Increasing water scarcity in the country could lead to food insecurity in the coming years as 90 percent of the total available water is used for irrigation with 80 percent farmland in the country. According to a report of the Asian Development Bank (ADB), Pakistan is one of the most water-stressed countries in the world, not far from being classified as "water scarce," with less than 1,000 cubic meters per person per year.
Water demand exceeds supply, which has caused maximum withdrawal from reservoirs, it says, adding that at present, Pakistan's storage capacity is limited to a 30-day supply, well below the recommended 1,000 days for countries with a similar climate. The report says that climate change is affecting snowmelt and reducing flows into the Indus River, the main supply source. Increases in storage capacity to manage periods of low snowmelt and low rainfall are required, as well as the rehabilitation of the distribution system to reduce losses.

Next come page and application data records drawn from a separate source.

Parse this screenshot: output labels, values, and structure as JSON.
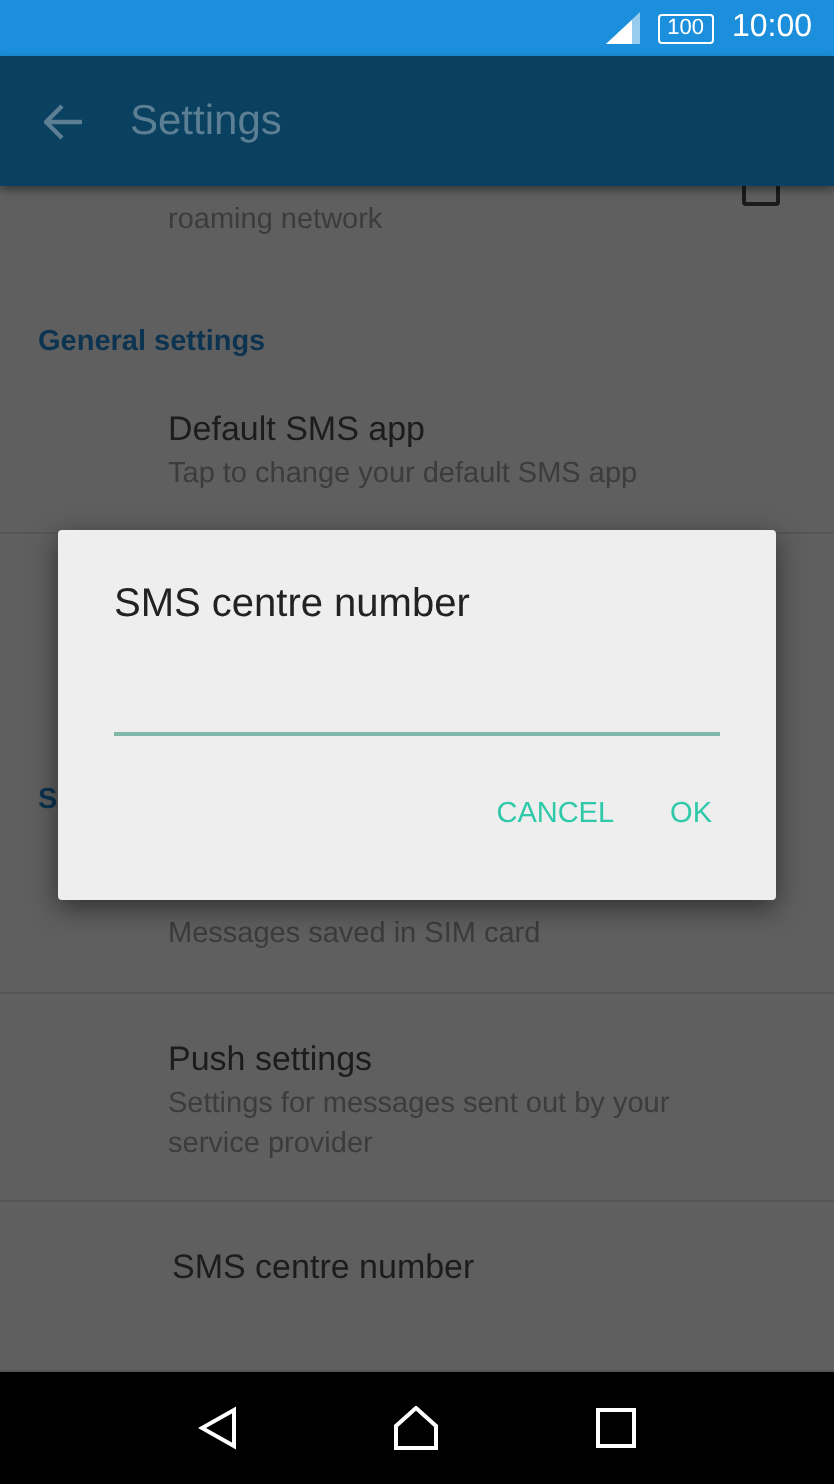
{
  "status_bar": {
    "battery": "100",
    "time": "10:00"
  },
  "app_bar": {
    "title": "Settings"
  },
  "list": [
    {
      "kind": "setting",
      "subtitle": "roaming network",
      "checkbox": {
        "checked": false
      }
    },
    {
      "kind": "header",
      "label": "General settings"
    },
    {
      "kind": "setting",
      "title": "Default SMS app",
      "subtitle": "Tap to change your default SMS app"
    },
    {
      "kind": "covered"
    },
    {
      "kind": "header",
      "label": "S"
    },
    {
      "kind": "setting",
      "subtitle": "Messages saved in SIM card"
    },
    {
      "kind": "setting",
      "title": "Push settings",
      "subtitle": "Settings for messages sent out by your\nservice provider"
    },
    {
      "kind": "setting",
      "title": "SMS centre number"
    }
  ],
  "dialog": {
    "title": "SMS centre number",
    "buttons": [
      "CANCEL",
      "OK"
    ]
  }
}
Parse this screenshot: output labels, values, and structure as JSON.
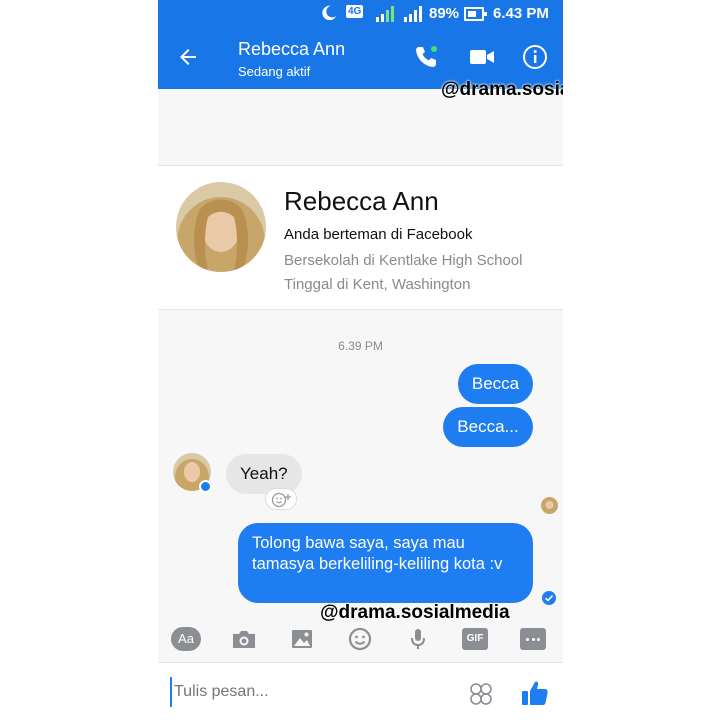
{
  "status_bar": {
    "network": "4G",
    "battery": "89%",
    "time": "6.43 PM"
  },
  "header": {
    "contact_name": "Rebecca Ann",
    "status": "Sedang aktif"
  },
  "watermark": {
    "top": "@drama.sosialmedia",
    "bottom": "@drama.sosialmedia"
  },
  "profile": {
    "name": "Rebecca Ann",
    "friend_note": "Anda berteman di Facebook",
    "school": "Bersekolah di Kentlake High School",
    "location": "Tinggal di Kent, Washington"
  },
  "messages": {
    "timestamp": "6.39 PM",
    "sent_1": "Becca",
    "sent_2": "Becca...",
    "received_1": "Yeah?",
    "sent_3": "Tolong bawa saya, saya mau tamasya berkeliling-keliling kota :v"
  },
  "toolbar": {
    "aa_label": "Aa",
    "gif_label": "GIF"
  },
  "compose": {
    "placeholder": "Tulis pesan..."
  },
  "colors": {
    "brand": "#1976e6",
    "bubble_sent": "#1e7df0",
    "bubble_received": "#e6e6e6"
  },
  "icons": [
    "moon-icon",
    "signal-icon",
    "battery-icon",
    "back-arrow-icon",
    "phone-call-icon",
    "video-call-icon",
    "info-icon",
    "camera-icon",
    "image-icon",
    "emoji-icon",
    "microphone-icon",
    "more-icon",
    "stickers-icon",
    "thumbs-up-icon"
  ]
}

"Improved water management is critical to deliver sufficient water to the 80 percent of farmland in the country that is irrigated," it says. Pervaiz Amir, country director of the Pakistan Water Partnership, told Business Recorder that in Pakistan 90 percent of water is used in agriculture and if this is not reduced, within five to ten years farmers in the Indus basin will no longer be able to grow water-intensive cash crops like sugar cane, rice and cotton.
He said the country's wheat production fell by 1.5 million tons last year due to water shortages and hail storms in some parts of the Indus basin. Amir said the government should promote strip cropping and encourage farmers to grow a more diverse range of gains, such as millet, maize and sorghum, to boost food security besides providing them more resilient seeds.
According to a study of the International Water-logging and Salinity Research Institute (IWASRI), part of the Water and Power Development Authority, about 145 million acre-feet of water flows through Pakistan each year, but the country's existing storage capacity is only 14 million acre-feet, meaning it can only store enough water to last 30 days. The international standard is 120 days.
Muhammad Saeed, director at IWASRI, said that 42 percent of the land in Punjab is irrigated using wells and the excessive pumping of groundwater is quickly lowering the water table. "In the near future, farmers will no longer be able to grow water-intensive crops like sugarcane and rice," he said. Citing the study, he said that across Punjab province, the groundwater supplies are depleting at 16 to 55 centimetres (6 to 21 inches) a year, and this could potentially threaten the food security in the coming years if more water reservoirs are not constructed.
Pakistan is the world's fourth largest producer of rice after China, India and Indonesia. The average production of the crop stands around six million tons each year, with cultivation on over 2.5 million hectares. According to the 2010 agricultural census carried out by the Pakistan Bureau of Statistics, almost 64 percent of the country's population lives in rural areas and earns a living from agricultural activities such as crop cultivation, livestock rearing, and transportation of agricultural products to market.
Abid Qaiyum Suleri, executive director of the Sustainable Development Policy Institute, however says that at present, half of Pakistan's population is food insecure and if the current trend of water depletion continues in Punjab and parts of Khyber Pakhtunkhwa-two regions that are home to 80 percent of Pakistan's farming population - food production and farming income will suffer.
Almost half of Pakistan's population does not have enough food for an active and healthy life, according to a recent report by the Sustainable Development Policy Institute. A growing number of districts in Punjab, Sindh and Khyber Pakhtunkhwa provinces are facing food insecurity according to the report. In Balochistan, the worst affected region in the country, 90 percent of districts suffer from food insecurity. The SDPI study recommends the government should construct more small dams at the community or catchement level to conserve rainwater and recharge groundwater. It also suggests the government to improve crop irrigation techniques, since 40 percent of irrigation water is wasted.